----- Source material -----

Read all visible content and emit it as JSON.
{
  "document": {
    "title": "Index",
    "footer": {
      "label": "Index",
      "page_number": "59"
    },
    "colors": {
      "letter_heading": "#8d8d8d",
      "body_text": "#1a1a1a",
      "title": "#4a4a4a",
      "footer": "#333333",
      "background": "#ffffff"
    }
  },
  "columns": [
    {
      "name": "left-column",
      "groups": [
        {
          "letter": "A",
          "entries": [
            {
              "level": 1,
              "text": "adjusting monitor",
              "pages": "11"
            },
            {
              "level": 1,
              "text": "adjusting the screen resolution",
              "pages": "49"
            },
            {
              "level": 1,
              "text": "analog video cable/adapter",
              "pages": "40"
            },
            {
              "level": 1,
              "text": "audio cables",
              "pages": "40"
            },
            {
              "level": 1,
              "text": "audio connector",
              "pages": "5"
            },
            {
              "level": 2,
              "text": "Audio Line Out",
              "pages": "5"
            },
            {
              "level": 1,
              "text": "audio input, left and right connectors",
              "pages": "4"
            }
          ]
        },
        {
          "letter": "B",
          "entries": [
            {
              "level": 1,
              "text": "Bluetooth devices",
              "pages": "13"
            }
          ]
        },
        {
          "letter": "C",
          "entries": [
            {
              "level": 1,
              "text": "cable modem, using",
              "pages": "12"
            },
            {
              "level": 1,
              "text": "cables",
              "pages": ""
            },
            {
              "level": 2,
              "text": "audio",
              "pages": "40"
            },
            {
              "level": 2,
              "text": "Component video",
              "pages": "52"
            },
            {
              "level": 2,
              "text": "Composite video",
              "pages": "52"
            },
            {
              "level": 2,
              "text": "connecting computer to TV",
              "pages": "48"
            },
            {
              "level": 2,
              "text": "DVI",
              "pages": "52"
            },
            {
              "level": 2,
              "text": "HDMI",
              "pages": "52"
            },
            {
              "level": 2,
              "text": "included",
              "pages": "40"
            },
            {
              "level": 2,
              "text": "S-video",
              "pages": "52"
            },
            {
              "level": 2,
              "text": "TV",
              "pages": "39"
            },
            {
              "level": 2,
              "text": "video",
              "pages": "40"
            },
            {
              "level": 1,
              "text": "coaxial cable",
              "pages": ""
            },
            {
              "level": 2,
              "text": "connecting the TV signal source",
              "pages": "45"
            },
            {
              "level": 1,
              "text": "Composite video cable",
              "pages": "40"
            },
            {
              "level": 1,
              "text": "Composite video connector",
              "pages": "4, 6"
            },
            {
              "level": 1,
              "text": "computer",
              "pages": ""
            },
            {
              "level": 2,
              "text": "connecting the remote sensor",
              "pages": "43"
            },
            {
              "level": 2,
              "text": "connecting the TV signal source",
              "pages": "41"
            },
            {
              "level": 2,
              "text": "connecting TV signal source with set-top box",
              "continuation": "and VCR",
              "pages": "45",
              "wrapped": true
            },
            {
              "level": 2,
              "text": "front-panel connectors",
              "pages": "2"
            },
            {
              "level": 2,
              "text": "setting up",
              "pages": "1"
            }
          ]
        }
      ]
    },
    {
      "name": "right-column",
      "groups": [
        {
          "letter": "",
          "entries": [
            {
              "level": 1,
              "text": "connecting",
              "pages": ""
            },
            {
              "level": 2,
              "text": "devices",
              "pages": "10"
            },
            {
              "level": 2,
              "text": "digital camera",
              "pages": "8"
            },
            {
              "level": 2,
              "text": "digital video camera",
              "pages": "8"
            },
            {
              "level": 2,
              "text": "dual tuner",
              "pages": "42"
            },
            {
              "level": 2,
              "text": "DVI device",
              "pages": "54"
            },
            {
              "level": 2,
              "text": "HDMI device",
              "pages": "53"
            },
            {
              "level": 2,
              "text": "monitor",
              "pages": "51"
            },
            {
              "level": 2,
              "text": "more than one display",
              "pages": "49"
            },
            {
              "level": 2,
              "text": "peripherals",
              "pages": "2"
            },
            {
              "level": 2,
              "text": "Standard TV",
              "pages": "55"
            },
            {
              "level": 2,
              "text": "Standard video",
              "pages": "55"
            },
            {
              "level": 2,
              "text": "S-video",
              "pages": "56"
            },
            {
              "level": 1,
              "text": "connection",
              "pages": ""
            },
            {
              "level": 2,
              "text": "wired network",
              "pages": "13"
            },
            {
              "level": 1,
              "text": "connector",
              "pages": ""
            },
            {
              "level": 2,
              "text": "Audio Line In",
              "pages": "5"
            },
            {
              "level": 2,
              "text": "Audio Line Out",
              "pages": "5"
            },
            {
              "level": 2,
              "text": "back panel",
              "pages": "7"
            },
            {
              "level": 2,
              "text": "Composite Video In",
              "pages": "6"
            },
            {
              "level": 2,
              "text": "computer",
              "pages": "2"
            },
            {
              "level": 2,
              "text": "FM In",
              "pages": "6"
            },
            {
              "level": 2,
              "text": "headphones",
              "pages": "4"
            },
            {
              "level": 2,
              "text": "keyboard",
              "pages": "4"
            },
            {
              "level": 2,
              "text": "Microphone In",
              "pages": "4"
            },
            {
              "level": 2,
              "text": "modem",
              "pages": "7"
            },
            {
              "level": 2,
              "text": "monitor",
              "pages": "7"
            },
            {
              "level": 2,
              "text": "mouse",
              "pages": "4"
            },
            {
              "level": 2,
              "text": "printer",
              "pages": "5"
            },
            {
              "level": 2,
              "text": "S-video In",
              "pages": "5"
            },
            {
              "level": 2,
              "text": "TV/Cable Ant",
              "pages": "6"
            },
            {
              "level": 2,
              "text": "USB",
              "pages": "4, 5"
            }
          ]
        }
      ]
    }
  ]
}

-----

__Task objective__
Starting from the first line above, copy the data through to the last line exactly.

__Answer box__
Read all visible content and emit it as JSON.
{
  "document": {
    "title": "Index",
    "footer": {
      "label": "Index",
      "page_number": "59"
    },
    "colors": {
      "letter_heading": "#8d8d8d",
      "body_text": "#1a1a1a",
      "title": "#4a4a4a",
      "footer": "#333333",
      "background": "#ffffff"
    }
  },
  "columns": [
    {
      "name": "left-column",
      "groups": [
        {
          "letter": "A",
          "entries": [
            {
              "level": 1,
              "text": "adjusting monitor",
              "pages": "11"
            },
            {
              "level": 1,
              "text": "adjusting the screen resolution",
              "pages": "49"
            },
            {
              "level": 1,
              "text": "analog video cable/adapter",
              "pages": "40"
            },
            {
              "level": 1,
              "text": "audio cables",
              "pages": "40"
            },
            {
              "level": 1,
              "text": "audio connector",
              "pages": "5"
            },
            {
              "level": 2,
              "text": "Audio Line Out",
              "pages": "5"
            },
            {
              "level": 1,
              "text": "audio input, left and right connectors",
              "pages": "4"
            }
          ]
        },
        {
          "letter": "B",
          "entries": [
            {
              "level": 1,
              "text": "Bluetooth devices",
              "pages": "13"
            }
          ]
        },
        {
          "letter": "C",
          "entries": [
            {
              "level": 1,
              "text": "cable modem, using",
              "pages": "12"
            },
            {
              "level": 1,
              "text": "cables",
              "pages": ""
            },
            {
              "level": 2,
              "text": "audio",
              "pages": "40"
            },
            {
              "level": 2,
              "text": "Component video",
              "pages": "52"
            },
            {
              "level": 2,
              "text": "Composite video",
              "pages": "52"
            },
            {
              "level": 2,
              "text": "connecting computer to TV",
              "pages": "48"
            },
            {
              "level": 2,
              "text": "DVI",
              "pages": "52"
            },
            {
              "level": 2,
              "text": "HDMI",
              "pages": "52"
            },
            {
              "level": 2,
              "text": "included",
              "pages": "40"
            },
            {
              "level": 2,
              "text": "S-video",
              "pages": "52"
            },
            {
              "level": 2,
              "text": "TV",
              "pages": "39"
            },
            {
              "level": 2,
              "text": "video",
              "pages": "40"
            },
            {
              "level": 1,
              "text": "coaxial cable",
              "pages": ""
            },
            {
              "level": 2,
              "text": "connecting the TV signal source",
              "pages": "45"
            },
            {
              "level": 1,
              "text": "Composite video cable",
              "pages": "40"
            },
            {
              "level": 1,
              "text": "Composite video connector",
              "pages": "4, 6"
            },
            {
              "level": 1,
              "text": "computer",
              "pages": ""
            },
            {
              "level": 2,
              "text": "connecting the remote sensor",
              "pages": "43"
            },
            {
              "level": 2,
              "text": "connecting the TV signal source",
              "pages": "41"
            },
            {
              "level": 2,
              "text": "connecting TV signal source with set-top box",
              "continuation": "and VCR",
              "pages": "45",
              "wrapped": true
            },
            {
              "level": 2,
              "text": "front-panel connectors",
              "pages": "2"
            },
            {
              "level": 2,
              "text": "setting up",
              "pages": "1"
            }
          ]
        }
      ]
    },
    {
      "name": "right-column",
      "groups": [
        {
          "letter": "",
          "entries": [
            {
              "level": 1,
              "text": "connecting",
              "pages": ""
            },
            {
              "level": 2,
              "text": "devices",
              "pages": "10"
            },
            {
              "level": 2,
              "text": "digital camera",
              "pages": "8"
            },
            {
              "level": 2,
              "text": "digital video camera",
              "pages": "8"
            },
            {
              "level": 2,
              "text": "dual tuner",
              "pages": "42"
            },
            {
              "level": 2,
              "text": "DVI device",
              "pages": "54"
            },
            {
              "level": 2,
              "text": "HDMI device",
              "pages": "53"
            },
            {
              "level": 2,
              "text": "monitor",
              "pages": "51"
            },
            {
              "level": 2,
              "text": "more than one display",
              "pages": "49"
            },
            {
              "level": 2,
              "text": "peripherals",
              "pages": "2"
            },
            {
              "level": 2,
              "text": "Standard TV",
              "pages": "55"
            },
            {
              "level": 2,
              "text": "Standard video",
              "pages": "55"
            },
            {
              "level": 2,
              "text": "S-video",
              "pages": "56"
            },
            {
              "level": 1,
              "text": "connection",
              "pages": ""
            },
            {
              "level": 2,
              "text": "wired network",
              "pages": "13"
            },
            {
              "level": 1,
              "text": "connector",
              "pages": ""
            },
            {
              "level": 2,
              "text": "Audio Line In",
              "pages": "5"
            },
            {
              "level": 2,
              "text": "Audio Line Out",
              "pages": "5"
            },
            {
              "level": 2,
              "text": "back panel",
              "pages": "7"
            },
            {
              "level": 2,
              "text": "Composite Video In",
              "pages": "6"
            },
            {
              "level": 2,
              "text": "computer",
              "pages": "2"
            },
            {
              "level": 2,
              "text": "FM In",
              "pages": "6"
            },
            {
              "level": 2,
              "text": "headphones",
              "pages": "4"
            },
            {
              "level": 2,
              "text": "keyboard",
              "pages": "4"
            },
            {
              "level": 2,
              "text": "Microphone In",
              "pages": "4"
            },
            {
              "level": 2,
              "text": "modem",
              "pages": "7"
            },
            {
              "level": 2,
              "text": "monitor",
              "pages": "7"
            },
            {
              "level": 2,
              "text": "mouse",
              "pages": "4"
            },
            {
              "level": 2,
              "text": "printer",
              "pages": "5"
            },
            {
              "level": 2,
              "text": "S-video In",
              "pages": "5"
            },
            {
              "level": 2,
              "text": "TV/Cable Ant",
              "pages": "6"
            },
            {
              "level": 2,
              "text": "USB",
              "pages": "4, 5"
            }
          ]
        }
      ]
    }
  ]
}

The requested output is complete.